DATA FOR THIS TASK Block Start

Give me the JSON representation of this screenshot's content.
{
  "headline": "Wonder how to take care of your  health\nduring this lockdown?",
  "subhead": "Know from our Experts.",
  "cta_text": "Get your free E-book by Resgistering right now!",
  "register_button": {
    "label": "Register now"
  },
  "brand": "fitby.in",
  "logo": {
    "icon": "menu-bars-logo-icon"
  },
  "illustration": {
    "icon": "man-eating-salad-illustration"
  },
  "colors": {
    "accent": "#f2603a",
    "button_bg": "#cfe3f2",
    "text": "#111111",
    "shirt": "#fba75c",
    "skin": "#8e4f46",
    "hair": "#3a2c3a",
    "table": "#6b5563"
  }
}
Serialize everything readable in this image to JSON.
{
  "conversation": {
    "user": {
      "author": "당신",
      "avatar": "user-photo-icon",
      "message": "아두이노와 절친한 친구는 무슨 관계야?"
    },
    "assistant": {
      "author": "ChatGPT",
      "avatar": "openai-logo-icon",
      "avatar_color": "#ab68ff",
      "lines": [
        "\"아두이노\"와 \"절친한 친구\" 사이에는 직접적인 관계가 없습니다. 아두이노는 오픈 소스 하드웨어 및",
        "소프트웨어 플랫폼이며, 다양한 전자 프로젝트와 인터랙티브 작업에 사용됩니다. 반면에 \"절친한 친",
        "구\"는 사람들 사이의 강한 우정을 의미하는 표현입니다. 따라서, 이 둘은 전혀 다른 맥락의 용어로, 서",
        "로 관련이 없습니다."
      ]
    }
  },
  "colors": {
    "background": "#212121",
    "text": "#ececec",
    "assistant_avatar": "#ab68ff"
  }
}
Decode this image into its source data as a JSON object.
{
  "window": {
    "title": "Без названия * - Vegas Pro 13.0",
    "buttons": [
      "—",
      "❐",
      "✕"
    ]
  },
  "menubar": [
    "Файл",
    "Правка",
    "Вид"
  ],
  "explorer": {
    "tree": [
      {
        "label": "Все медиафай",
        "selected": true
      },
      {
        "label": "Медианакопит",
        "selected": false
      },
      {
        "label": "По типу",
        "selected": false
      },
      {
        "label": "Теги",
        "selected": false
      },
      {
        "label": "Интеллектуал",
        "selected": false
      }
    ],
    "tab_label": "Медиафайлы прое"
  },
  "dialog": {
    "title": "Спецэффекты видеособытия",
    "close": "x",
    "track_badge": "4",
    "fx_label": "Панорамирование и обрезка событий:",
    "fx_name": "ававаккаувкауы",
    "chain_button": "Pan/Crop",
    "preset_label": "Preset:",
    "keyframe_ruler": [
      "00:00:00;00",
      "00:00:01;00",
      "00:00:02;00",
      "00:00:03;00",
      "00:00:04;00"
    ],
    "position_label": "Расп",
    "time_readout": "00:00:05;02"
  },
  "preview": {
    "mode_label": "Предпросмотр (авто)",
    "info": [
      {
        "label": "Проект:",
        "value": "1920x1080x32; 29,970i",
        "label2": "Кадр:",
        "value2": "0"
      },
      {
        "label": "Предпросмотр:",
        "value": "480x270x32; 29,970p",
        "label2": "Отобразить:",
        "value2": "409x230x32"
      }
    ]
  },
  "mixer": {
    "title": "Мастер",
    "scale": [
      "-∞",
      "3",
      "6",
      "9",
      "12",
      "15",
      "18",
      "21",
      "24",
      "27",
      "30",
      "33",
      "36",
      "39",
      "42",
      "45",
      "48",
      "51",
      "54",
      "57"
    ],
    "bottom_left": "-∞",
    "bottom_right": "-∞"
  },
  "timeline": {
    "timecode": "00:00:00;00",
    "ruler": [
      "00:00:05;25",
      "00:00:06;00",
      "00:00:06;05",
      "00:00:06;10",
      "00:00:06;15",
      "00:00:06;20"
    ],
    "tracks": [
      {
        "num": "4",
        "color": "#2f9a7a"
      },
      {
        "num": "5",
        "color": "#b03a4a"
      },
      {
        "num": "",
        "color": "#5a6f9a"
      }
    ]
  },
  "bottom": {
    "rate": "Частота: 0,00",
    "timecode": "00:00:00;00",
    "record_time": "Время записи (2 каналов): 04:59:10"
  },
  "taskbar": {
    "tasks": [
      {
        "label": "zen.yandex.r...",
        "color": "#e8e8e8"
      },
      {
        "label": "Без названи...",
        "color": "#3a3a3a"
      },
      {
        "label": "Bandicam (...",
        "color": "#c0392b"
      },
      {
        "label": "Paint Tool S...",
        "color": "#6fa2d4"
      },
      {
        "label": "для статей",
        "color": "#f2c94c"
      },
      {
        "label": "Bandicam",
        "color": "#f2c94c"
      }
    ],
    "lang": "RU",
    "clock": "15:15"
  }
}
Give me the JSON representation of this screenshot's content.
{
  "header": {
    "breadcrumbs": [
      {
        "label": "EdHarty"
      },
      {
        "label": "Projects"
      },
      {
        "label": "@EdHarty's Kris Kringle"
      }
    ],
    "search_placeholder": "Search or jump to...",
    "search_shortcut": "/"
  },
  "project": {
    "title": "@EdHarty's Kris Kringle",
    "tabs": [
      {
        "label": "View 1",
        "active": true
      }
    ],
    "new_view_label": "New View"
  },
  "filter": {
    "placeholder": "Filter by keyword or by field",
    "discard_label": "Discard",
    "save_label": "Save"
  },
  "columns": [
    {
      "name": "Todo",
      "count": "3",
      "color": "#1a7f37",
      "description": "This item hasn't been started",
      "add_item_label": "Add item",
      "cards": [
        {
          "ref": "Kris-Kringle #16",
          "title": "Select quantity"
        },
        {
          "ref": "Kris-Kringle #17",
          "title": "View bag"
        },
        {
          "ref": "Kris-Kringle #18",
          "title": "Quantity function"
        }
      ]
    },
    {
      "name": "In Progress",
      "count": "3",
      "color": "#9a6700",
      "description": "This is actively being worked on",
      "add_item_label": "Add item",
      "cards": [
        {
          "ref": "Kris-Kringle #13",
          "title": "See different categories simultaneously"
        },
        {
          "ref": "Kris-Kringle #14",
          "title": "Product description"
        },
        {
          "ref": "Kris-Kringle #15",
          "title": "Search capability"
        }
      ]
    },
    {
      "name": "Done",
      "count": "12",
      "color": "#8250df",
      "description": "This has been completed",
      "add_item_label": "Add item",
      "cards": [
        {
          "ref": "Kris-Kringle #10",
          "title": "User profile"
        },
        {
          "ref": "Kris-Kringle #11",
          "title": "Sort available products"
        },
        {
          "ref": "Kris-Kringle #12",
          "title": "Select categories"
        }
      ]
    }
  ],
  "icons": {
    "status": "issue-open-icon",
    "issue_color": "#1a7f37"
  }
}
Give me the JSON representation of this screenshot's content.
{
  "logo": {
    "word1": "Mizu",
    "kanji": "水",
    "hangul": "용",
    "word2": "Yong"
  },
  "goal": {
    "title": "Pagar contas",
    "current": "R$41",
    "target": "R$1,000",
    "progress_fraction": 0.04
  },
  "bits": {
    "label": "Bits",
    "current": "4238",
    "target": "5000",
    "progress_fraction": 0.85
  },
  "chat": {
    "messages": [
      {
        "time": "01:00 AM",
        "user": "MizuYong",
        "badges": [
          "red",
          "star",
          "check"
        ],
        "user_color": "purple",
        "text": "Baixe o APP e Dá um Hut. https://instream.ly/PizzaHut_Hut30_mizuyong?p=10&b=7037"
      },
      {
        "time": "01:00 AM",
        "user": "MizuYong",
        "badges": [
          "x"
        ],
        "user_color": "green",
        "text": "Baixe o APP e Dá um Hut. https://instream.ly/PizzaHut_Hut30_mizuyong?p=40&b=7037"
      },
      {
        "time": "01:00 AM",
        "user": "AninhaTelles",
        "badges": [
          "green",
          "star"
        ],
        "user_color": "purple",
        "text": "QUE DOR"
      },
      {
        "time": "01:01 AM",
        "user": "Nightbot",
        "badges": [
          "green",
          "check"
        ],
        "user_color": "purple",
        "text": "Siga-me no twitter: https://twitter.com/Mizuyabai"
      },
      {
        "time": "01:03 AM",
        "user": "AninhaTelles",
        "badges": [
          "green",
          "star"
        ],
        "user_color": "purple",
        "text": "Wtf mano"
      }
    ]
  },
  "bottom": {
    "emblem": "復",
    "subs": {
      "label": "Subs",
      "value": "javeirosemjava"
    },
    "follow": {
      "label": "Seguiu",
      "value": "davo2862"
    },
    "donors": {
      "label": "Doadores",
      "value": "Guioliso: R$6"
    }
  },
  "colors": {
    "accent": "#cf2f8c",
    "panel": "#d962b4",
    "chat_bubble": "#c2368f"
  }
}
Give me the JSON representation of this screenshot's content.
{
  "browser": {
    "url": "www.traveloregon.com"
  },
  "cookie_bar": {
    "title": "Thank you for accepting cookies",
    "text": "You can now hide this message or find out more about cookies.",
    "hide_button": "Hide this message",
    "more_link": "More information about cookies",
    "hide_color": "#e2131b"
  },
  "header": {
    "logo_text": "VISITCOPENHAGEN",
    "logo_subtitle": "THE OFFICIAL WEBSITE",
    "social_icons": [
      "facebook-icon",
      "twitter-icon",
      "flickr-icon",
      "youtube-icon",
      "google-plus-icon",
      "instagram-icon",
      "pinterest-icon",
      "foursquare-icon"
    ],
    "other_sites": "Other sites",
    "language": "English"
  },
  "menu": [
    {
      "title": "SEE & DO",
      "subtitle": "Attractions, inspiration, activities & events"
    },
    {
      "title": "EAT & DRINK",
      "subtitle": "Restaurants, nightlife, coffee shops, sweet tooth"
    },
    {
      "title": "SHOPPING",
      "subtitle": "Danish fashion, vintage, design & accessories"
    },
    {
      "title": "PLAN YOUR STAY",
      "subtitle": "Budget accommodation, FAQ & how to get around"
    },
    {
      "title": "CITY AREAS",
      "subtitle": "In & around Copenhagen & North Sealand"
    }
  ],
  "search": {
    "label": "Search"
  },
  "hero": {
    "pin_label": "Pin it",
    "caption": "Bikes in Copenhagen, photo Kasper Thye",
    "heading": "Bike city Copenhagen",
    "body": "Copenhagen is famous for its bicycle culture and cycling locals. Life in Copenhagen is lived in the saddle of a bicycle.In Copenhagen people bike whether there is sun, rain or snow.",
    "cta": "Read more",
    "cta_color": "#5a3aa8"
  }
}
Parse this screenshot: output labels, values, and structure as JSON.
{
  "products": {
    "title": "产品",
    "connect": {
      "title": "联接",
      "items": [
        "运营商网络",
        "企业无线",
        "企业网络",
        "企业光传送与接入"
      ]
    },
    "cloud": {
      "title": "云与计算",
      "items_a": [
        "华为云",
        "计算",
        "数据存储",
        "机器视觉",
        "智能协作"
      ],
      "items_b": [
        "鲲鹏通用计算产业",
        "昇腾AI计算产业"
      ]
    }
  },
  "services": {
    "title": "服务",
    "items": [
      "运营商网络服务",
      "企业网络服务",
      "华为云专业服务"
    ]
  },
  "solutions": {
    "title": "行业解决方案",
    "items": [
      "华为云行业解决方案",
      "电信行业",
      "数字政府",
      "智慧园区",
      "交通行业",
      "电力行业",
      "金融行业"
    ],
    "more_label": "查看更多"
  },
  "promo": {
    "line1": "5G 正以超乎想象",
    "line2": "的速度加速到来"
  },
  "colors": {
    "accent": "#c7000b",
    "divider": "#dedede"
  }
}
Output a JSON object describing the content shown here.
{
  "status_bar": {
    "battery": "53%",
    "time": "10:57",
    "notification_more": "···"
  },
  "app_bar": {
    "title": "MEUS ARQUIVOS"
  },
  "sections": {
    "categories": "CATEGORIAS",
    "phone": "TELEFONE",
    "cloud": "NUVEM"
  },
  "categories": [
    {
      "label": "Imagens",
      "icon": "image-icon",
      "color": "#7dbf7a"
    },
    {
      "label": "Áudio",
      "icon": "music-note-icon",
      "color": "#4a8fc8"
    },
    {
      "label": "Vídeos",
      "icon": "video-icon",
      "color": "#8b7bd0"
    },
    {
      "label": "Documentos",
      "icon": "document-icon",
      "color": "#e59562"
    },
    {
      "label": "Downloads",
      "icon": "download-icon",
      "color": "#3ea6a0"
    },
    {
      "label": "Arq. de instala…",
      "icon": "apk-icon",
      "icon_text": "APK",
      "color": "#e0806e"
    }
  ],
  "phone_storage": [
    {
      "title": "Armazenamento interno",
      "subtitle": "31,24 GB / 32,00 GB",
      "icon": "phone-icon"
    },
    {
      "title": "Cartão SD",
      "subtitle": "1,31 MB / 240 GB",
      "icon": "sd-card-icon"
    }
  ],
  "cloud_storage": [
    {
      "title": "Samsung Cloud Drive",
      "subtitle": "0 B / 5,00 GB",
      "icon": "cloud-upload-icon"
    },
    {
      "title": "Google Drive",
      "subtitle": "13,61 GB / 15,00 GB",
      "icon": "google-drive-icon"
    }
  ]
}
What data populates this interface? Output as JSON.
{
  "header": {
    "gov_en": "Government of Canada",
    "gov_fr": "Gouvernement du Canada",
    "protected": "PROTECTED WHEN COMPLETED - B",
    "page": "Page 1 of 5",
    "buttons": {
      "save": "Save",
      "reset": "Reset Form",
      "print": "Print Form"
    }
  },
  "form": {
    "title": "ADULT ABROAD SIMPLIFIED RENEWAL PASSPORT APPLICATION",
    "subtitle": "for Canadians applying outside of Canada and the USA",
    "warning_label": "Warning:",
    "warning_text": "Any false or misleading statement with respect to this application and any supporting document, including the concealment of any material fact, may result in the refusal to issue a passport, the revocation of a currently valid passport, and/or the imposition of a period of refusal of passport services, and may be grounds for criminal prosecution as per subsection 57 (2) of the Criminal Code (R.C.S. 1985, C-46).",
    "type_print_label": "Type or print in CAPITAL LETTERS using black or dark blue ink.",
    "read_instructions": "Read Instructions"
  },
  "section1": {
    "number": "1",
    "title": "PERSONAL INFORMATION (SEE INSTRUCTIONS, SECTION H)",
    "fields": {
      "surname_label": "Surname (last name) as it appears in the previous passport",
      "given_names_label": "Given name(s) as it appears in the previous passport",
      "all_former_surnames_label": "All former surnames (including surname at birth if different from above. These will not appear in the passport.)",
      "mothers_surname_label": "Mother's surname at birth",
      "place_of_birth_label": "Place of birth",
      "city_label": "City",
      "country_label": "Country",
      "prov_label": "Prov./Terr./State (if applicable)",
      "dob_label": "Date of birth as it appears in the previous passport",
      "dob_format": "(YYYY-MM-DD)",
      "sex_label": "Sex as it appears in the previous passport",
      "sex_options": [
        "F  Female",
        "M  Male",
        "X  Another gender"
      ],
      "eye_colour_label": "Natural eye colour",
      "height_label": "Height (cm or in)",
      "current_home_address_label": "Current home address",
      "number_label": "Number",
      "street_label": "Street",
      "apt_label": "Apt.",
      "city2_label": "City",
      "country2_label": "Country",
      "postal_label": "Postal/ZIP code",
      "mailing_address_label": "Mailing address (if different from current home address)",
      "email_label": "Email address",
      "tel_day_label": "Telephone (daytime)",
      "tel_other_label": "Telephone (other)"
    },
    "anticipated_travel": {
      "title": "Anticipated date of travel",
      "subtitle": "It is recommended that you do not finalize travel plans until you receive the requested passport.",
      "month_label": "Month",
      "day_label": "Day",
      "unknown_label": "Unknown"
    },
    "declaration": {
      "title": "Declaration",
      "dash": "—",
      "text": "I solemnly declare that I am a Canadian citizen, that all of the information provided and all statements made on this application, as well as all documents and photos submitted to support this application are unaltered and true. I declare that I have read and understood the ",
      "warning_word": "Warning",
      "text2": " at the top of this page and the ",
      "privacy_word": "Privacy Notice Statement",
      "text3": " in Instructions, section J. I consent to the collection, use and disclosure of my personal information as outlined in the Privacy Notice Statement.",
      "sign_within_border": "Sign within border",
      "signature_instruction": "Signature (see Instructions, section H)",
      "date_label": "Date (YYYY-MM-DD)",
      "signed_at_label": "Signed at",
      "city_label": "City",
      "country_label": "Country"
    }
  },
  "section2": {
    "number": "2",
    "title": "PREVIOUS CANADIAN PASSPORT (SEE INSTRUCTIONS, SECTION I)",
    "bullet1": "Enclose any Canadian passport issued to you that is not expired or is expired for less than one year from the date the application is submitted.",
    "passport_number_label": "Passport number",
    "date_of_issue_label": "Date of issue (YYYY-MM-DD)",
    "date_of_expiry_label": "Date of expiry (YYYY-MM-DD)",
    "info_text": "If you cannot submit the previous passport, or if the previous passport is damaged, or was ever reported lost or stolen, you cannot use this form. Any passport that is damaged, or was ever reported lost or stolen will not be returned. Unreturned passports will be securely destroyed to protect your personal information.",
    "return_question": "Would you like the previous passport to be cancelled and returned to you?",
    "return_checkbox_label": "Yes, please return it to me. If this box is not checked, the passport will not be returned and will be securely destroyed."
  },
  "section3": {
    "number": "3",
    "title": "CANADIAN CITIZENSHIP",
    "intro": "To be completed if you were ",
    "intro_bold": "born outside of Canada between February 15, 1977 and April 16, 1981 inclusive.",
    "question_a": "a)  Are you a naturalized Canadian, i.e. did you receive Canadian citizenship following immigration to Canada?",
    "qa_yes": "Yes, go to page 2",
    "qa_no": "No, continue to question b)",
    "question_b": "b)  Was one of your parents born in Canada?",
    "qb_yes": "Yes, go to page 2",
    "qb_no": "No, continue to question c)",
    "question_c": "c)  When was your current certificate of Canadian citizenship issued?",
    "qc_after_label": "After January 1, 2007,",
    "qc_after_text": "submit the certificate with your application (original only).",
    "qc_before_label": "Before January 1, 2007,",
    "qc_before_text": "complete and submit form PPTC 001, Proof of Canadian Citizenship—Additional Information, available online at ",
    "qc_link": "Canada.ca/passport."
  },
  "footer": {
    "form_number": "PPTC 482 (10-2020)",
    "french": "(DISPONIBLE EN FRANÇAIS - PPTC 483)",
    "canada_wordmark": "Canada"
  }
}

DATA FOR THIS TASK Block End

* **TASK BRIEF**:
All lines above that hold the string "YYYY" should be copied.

* **COMPLETED TASK**:
      "dob_format": "(YYYY-MM-DD)",
      "date_label": "Date (YYYY-MM-DD)",
    "date_of_issue_label": "Date of issue (YYYY-MM-DD)",
    "date_of_expiry_label": "Date of expiry (YYYY-MM-DD)",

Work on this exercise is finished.